What the task asks: Look for the string "SELECTED" in the material below. Copy every line where you find it.
----------
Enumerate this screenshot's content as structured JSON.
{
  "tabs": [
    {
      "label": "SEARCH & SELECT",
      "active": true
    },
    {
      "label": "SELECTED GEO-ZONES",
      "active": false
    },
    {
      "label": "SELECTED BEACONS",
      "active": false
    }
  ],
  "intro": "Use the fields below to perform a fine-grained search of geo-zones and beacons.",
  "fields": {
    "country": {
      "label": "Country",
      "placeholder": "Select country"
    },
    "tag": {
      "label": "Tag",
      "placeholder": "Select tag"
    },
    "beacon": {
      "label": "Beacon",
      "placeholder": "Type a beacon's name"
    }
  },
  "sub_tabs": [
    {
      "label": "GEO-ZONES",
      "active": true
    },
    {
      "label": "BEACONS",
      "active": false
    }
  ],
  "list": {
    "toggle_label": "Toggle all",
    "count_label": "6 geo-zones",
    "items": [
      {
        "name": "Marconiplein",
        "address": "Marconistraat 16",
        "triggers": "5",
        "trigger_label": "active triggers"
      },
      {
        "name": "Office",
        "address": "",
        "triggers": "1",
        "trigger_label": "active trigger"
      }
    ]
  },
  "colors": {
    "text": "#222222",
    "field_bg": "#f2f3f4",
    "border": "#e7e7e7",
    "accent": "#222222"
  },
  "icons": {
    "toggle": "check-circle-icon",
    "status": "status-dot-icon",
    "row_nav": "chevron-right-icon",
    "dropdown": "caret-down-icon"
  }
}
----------
Result below:
      "label": "SELECTED GEO-ZONES",
      "label": "SELECTED BEACONS",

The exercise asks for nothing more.